» INFORMATION PROVIDED

- Opening Delimiter -

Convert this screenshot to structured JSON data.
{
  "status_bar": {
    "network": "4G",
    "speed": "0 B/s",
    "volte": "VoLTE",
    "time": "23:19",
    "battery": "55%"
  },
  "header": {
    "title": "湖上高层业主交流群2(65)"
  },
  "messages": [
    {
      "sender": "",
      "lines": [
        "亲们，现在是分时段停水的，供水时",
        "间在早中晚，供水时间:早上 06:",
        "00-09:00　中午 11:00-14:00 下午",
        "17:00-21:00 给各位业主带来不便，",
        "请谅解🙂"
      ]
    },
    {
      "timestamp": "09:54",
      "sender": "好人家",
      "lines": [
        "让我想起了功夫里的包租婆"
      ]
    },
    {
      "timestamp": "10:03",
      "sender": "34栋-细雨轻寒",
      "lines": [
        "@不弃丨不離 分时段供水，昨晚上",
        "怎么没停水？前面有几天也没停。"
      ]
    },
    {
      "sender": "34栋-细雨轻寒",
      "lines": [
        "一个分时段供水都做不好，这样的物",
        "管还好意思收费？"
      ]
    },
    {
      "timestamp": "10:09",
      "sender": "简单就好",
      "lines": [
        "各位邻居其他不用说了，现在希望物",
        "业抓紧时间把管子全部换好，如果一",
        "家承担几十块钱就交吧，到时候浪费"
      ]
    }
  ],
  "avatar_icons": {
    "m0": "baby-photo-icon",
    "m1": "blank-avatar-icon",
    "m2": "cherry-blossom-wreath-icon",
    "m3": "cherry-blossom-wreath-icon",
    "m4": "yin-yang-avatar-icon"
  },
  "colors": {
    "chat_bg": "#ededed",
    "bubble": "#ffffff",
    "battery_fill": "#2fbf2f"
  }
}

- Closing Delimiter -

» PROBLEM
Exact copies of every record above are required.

» OUTPUT OF THE EXERCISE
Convert this screenshot to structured JSON data.
{
  "status_bar": {
    "network": "4G",
    "speed": "0 B/s",
    "volte": "VoLTE",
    "time": "23:19",
    "battery": "55%"
  },
  "header": {
    "title": "湖上高层业主交流群2(65)"
  },
  "messages": [
    {
      "sender": "",
      "lines": [
        "亲们，现在是分时段停水的，供水时",
        "间在早中晚，供水时间:早上 06:",
        "00-09:00　中午 11:00-14:00 下午",
        "17:00-21:00 给各位业主带来不便，",
        "请谅解🙂"
      ]
    },
    {
      "timestamp": "09:54",
      "sender": "好人家",
      "lines": [
        "让我想起了功夫里的包租婆"
      ]
    },
    {
      "timestamp": "10:03",
      "sender": "34栋-细雨轻寒",
      "lines": [
        "@不弃丨不離 分时段供水，昨晚上",
        "怎么没停水？前面有几天也没停。"
      ]
    },
    {
      "sender": "34栋-细雨轻寒",
      "lines": [
        "一个分时段供水都做不好，这样的物",
        "管还好意思收费？"
      ]
    },
    {
      "timestamp": "10:09",
      "sender": "简单就好",
      "lines": [
        "各位邻居其他不用说了，现在希望物",
        "业抓紧时间把管子全部换好，如果一",
        "家承担几十块钱就交吧，到时候浪费"
      ]
    }
  ],
  "avatar_icons": {
    "m0": "baby-photo-icon",
    "m1": "blank-avatar-icon",
    "m2": "cherry-blossom-wreath-icon",
    "m3": "cherry-blossom-wreath-icon",
    "m4": "yin-yang-avatar-icon"
  },
  "colors": {
    "chat_bg": "#ededed",
    "bubble": "#ffffff",
    "battery_fill": "#2fbf2f"
  }
}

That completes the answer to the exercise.